--- Exercise material Enclosed Below ---

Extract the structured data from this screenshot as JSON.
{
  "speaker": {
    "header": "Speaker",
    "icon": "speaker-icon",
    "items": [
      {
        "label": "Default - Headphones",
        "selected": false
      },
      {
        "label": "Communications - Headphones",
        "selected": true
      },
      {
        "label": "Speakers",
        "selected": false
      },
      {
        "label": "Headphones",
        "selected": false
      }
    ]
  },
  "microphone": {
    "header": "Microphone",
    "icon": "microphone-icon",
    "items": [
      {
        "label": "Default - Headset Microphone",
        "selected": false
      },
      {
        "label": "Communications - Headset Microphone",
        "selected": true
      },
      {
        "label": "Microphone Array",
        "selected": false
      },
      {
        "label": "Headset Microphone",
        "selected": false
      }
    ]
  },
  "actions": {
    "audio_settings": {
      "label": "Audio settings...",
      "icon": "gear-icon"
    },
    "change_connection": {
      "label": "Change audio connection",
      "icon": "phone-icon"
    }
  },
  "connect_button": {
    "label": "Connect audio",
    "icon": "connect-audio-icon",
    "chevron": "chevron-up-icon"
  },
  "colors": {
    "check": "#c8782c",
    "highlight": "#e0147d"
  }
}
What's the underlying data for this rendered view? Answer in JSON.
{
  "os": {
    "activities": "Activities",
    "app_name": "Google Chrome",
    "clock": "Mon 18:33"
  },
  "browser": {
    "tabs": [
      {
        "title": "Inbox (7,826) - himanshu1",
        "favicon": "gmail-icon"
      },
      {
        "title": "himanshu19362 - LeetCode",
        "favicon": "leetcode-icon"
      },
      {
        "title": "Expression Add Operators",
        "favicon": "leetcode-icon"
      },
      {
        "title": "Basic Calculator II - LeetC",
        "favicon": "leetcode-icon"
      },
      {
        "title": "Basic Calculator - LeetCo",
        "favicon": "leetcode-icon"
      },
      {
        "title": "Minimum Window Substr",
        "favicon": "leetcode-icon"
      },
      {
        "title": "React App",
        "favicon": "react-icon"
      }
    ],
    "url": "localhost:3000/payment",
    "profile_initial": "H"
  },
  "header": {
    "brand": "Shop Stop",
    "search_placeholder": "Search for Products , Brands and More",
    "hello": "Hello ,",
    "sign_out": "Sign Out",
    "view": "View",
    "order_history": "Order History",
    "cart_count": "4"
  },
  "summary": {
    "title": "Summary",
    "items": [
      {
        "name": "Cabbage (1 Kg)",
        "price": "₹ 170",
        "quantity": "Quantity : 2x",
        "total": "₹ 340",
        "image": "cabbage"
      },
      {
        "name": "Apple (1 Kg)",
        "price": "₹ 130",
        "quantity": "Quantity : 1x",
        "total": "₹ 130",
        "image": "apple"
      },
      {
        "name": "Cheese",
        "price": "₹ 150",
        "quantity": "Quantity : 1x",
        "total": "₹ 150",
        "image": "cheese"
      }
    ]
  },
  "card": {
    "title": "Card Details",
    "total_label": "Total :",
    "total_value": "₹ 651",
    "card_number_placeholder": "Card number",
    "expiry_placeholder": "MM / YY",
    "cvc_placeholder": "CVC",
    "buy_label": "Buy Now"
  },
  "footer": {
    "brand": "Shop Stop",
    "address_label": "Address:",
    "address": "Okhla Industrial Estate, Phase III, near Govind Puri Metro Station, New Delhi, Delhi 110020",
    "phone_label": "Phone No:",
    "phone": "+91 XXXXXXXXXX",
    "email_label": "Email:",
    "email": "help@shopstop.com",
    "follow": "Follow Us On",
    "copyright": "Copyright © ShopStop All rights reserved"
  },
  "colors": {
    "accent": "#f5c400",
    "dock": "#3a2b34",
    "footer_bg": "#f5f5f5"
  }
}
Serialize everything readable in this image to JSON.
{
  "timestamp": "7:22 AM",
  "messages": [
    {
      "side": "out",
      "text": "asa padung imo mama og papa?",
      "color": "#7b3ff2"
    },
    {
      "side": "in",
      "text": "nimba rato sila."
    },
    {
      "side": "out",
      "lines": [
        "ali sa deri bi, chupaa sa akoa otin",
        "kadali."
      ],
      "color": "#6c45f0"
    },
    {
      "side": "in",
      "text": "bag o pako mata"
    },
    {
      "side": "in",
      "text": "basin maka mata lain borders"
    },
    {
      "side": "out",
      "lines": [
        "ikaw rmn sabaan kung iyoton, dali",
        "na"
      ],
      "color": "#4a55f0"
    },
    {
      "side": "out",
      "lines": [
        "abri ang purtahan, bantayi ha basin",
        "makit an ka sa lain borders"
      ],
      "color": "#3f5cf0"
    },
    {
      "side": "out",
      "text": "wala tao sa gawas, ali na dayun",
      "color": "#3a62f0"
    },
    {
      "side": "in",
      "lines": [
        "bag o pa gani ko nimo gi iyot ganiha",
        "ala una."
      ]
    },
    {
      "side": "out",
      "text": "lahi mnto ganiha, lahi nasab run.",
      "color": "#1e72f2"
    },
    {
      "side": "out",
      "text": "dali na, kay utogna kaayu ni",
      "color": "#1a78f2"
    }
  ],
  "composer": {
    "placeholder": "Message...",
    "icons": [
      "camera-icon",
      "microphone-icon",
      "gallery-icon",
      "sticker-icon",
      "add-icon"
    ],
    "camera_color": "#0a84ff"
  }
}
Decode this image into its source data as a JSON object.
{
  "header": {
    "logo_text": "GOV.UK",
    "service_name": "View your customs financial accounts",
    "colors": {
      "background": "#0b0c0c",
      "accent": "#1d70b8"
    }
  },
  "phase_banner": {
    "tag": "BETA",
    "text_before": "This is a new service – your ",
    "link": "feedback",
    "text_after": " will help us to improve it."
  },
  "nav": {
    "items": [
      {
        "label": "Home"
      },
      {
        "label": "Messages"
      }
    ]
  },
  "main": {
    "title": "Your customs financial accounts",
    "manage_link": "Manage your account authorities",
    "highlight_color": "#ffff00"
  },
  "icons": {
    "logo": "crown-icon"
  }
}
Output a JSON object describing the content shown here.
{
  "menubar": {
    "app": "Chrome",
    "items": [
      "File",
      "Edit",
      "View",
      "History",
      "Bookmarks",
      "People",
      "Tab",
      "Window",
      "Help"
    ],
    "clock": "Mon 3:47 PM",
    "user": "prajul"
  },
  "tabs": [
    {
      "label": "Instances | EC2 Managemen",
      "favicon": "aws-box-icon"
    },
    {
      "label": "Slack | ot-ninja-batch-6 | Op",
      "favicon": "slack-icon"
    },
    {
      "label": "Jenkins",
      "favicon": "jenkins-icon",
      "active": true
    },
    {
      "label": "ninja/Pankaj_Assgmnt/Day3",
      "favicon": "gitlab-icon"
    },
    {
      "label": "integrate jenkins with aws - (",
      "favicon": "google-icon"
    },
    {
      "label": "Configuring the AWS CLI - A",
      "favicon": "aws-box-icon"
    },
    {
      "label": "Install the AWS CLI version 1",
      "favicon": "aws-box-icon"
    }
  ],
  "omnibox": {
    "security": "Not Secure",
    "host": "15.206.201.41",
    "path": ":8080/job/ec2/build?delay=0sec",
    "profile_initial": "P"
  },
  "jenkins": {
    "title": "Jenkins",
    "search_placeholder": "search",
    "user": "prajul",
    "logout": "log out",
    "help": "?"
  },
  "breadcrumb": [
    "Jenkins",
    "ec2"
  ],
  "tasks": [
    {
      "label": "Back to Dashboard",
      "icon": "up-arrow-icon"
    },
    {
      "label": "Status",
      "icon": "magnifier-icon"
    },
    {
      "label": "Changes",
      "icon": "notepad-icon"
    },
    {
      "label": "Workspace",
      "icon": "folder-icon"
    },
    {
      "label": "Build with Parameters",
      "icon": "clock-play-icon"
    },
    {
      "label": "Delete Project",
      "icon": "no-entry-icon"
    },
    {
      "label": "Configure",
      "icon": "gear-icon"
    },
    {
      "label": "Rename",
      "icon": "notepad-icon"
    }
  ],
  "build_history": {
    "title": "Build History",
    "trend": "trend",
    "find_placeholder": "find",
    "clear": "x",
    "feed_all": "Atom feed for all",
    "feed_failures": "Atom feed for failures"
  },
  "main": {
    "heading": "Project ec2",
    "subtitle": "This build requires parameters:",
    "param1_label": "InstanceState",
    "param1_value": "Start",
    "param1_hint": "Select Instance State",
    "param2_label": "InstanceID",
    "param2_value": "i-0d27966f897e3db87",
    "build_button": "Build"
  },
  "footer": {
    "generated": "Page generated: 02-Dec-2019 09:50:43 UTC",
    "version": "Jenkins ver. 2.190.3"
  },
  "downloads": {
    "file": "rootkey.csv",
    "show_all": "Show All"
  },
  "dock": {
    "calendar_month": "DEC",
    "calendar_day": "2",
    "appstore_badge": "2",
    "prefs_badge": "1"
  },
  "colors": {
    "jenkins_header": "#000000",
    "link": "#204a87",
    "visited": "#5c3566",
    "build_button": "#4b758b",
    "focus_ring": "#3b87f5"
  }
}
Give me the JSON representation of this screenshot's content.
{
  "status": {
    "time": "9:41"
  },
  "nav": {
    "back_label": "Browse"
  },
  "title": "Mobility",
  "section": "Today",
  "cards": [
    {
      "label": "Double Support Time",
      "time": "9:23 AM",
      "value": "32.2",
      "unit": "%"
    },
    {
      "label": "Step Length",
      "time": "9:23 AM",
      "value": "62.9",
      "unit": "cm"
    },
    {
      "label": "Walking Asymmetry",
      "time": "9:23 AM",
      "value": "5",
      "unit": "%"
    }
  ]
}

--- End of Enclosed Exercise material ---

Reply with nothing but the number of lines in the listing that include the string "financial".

2